WHAT TO PRODUCE = Retype the listing that follows without a single change.

^^^^

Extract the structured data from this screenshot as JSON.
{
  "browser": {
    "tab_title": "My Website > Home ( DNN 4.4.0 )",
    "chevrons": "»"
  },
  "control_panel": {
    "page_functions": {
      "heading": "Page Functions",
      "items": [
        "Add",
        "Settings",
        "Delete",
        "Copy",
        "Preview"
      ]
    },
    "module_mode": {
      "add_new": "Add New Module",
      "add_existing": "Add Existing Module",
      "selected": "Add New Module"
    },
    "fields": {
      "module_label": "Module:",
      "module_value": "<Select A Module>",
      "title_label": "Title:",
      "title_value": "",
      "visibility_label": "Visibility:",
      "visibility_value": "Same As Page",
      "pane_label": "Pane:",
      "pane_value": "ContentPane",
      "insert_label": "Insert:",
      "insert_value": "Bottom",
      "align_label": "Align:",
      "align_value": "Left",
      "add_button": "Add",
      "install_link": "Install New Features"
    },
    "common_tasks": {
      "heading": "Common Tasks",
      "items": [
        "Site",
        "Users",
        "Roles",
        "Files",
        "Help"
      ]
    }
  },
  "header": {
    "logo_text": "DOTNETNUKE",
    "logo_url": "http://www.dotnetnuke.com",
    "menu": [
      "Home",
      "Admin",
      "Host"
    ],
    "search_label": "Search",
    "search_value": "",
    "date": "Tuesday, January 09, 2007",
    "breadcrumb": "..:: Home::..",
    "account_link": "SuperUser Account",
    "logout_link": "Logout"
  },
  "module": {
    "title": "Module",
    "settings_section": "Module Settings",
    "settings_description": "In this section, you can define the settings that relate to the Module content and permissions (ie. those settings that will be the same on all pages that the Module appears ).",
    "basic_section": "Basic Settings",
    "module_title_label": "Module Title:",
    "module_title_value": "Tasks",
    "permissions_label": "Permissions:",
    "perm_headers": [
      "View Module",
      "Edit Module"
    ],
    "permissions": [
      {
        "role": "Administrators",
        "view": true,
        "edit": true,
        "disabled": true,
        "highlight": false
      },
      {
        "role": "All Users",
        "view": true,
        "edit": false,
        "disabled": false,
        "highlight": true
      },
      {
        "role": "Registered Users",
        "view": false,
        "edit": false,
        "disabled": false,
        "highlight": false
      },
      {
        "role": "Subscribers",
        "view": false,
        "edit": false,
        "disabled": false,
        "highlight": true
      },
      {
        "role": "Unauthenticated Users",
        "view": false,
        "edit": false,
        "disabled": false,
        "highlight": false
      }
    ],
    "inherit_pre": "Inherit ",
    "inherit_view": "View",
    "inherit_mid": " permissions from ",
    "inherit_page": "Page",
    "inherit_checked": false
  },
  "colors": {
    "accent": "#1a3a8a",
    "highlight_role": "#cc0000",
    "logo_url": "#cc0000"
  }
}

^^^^

ANSWER =
Extract the structured data from this screenshot as JSON.
{
  "browser": {
    "tab_title": "My Website > Home ( DNN 4.4.0 )",
    "chevrons": "»"
  },
  "control_panel": {
    "page_functions": {
      "heading": "Page Functions",
      "items": [
        "Add",
        "Settings",
        "Delete",
        "Copy",
        "Preview"
      ]
    },
    "module_mode": {
      "add_new": "Add New Module",
      "add_existing": "Add Existing Module",
      "selected": "Add New Module"
    },
    "fields": {
      "module_label": "Module:",
      "module_value": "<Select A Module>",
      "title_label": "Title:",
      "title_value": "",
      "visibility_label": "Visibility:",
      "visibility_value": "Same As Page",
      "pane_label": "Pane:",
      "pane_value": "ContentPane",
      "insert_label": "Insert:",
      "insert_value": "Bottom",
      "align_label": "Align:",
      "align_value": "Left",
      "add_button": "Add",
      "install_link": "Install New Features"
    },
    "common_tasks": {
      "heading": "Common Tasks",
      "items": [
        "Site",
        "Users",
        "Roles",
        "Files",
        "Help"
      ]
    }
  },
  "header": {
    "logo_text": "DOTNETNUKE",
    "logo_url": "http://www.dotnetnuke.com",
    "menu": [
      "Home",
      "Admin",
      "Host"
    ],
    "search_label": "Search",
    "search_value": "",
    "date": "Tuesday, January 09, 2007",
    "breadcrumb": "..:: Home::..",
    "account_link": "SuperUser Account",
    "logout_link": "Logout"
  },
  "module": {
    "title": "Module",
    "settings_section": "Module Settings",
    "settings_description": "In this section, you can define the settings that relate to the Module content and permissions (ie. those settings that will be the same on all pages that the Module appears ).",
    "basic_section": "Basic Settings",
    "module_title_label": "Module Title:",
    "module_title_value": "Tasks",
    "permissions_label": "Permissions:",
    "perm_headers": [
      "View Module",
      "Edit Module"
    ],
    "permissions": [
      {
        "role": "Administrators",
        "view": true,
        "edit": true,
        "disabled": true,
        "highlight": false
      },
      {
        "role": "All Users",
        "view": true,
        "edit": false,
        "disabled": false,
        "highlight": true
      },
      {
        "role": "Registered Users",
        "view": false,
        "edit": false,
        "disabled": false,
        "highlight": false
      },
      {
        "role": "Subscribers",
        "view": false,
        "edit": false,
        "disabled": false,
        "highlight": true
      },
      {
        "role": "Unauthenticated Users",
        "view": false,
        "edit": false,
        "disabled": false,
        "highlight": false
      }
    ],
    "inherit_pre": "Inherit ",
    "inherit_view": "View",
    "inherit_mid": " permissions from ",
    "inherit_page": "Page",
    "inherit_checked": false
  },
  "colors": {
    "accent": "#1a3a8a",
    "highlight_role": "#cc0000",
    "logo_url": "#cc0000"
  }
}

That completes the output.